Aim of the task:
The entries must be retyped exactly, down to the last line.

Data section:
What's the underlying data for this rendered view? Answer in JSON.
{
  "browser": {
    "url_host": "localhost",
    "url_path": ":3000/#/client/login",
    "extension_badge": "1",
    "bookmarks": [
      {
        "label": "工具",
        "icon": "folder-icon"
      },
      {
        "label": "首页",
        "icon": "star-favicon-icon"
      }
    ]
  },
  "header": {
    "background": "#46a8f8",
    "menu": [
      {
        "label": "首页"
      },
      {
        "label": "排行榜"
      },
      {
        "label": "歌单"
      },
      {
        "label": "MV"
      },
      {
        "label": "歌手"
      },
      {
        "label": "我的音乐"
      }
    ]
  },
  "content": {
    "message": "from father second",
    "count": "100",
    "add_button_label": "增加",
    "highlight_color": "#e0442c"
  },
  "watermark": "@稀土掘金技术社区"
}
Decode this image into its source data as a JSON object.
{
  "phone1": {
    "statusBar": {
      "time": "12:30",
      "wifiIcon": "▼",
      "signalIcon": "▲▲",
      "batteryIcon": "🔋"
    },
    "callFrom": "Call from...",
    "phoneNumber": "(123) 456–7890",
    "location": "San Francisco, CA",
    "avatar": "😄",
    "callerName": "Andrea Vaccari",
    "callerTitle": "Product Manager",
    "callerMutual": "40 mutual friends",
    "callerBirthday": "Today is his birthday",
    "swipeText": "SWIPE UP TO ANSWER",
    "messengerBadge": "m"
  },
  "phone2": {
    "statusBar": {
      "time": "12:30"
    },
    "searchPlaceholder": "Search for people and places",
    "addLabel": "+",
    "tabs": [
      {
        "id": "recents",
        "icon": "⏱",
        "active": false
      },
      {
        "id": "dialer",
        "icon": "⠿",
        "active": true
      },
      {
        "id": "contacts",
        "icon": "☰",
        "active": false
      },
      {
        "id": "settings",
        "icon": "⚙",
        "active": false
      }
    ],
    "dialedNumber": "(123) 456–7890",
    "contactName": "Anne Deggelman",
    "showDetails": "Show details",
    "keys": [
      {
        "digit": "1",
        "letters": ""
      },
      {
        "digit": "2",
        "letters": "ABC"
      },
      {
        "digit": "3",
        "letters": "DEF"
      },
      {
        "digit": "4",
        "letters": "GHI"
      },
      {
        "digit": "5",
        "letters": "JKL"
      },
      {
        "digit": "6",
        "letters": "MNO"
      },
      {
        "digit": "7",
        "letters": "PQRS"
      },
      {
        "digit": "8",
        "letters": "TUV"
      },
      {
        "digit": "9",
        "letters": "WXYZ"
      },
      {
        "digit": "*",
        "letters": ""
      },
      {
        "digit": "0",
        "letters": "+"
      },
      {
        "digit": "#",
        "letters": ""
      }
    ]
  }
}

Problem solution:
What's the underlying data for this rendered view? Answer in JSON.
{
  "browser": {
    "url_host": "localhost",
    "url_path": ":3000/#/client/login",
    "extension_badge": "1",
    "bookmarks": [
      {
        "label": "工具",
        "icon": "folder-icon"
      },
      {
        "label": "首页",
        "icon": "star-favicon-icon"
      }
    ]
  },
  "header": {
    "background": "#46a8f8",
    "menu": [
      {
        "label": "首页"
      },
      {
        "label": "排行榜"
      },
      {
        "label": "歌单"
      },
      {
        "label": "MV"
      },
      {
        "label": "歌手"
      },
      {
        "label": "我的音乐"
      }
    ]
  },
  "content": {
    "message": "from father second",
    "count": "100",
    "add_button_label": "增加",
    "highlight_color": "#e0442c"
  },
  "watermark": "@稀土掘金技术社区"
}
Decode this image into its source data as a JSON object.
{
  "phone1": {
    "statusBar": {
      "time": "12:30",
      "wifiIcon": "▼",
      "signalIcon": "▲▲",
      "batteryIcon": "🔋"
    },
    "callFrom": "Call from...",
    "phoneNumber": "(123) 456–7890",
    "location": "San Francisco, CA",
    "avatar": "😄",
    "callerName": "Andrea Vaccari",
    "callerTitle": "Product Manager",
    "callerMutual": "40 mutual friends",
    "callerBirthday": "Today is his birthday",
    "swipeText": "SWIPE UP TO ANSWER",
    "messengerBadge": "m"
  },
  "phone2": {
    "statusBar": {
      "time": "12:30"
    },
    "searchPlaceholder": "Search for people and places",
    "addLabel": "+",
    "tabs": [
      {
        "id": "recents",
        "icon": "⏱",
        "active": false
      },
      {
        "id": "dialer",
        "icon": "⠿",
        "active": true
      },
      {
        "id": "contacts",
        "icon": "☰",
        "active": false
      },
      {
        "id": "settings",
        "icon": "⚙",
        "active": false
      }
    ],
    "dialedNumber": "(123) 456–7890",
    "contactName": "Anne Deggelman",
    "showDetails": "Show details",
    "keys": [
      {
        "digit": "1",
        "letters": ""
      },
      {
        "digit": "2",
        "letters": "ABC"
      },
      {
        "digit": "3",
        "letters": "DEF"
      },
      {
        "digit": "4",
        "letters": "GHI"
      },
      {
        "digit": "5",
        "letters": "JKL"
      },
      {
        "digit": "6",
        "letters": "MNO"
      },
      {
        "digit": "7",
        "letters": "PQRS"
      },
      {
        "digit": "8",
        "letters": "TUV"
      },
      {
        "digit": "9",
        "letters": "WXYZ"
      },
      {
        "digit": "*",
        "letters": ""
      },
      {
        "digit": "0",
        "letters": "+"
      },
      {
        "digit": "#",
        "letters": ""
      }
    ]
  }
}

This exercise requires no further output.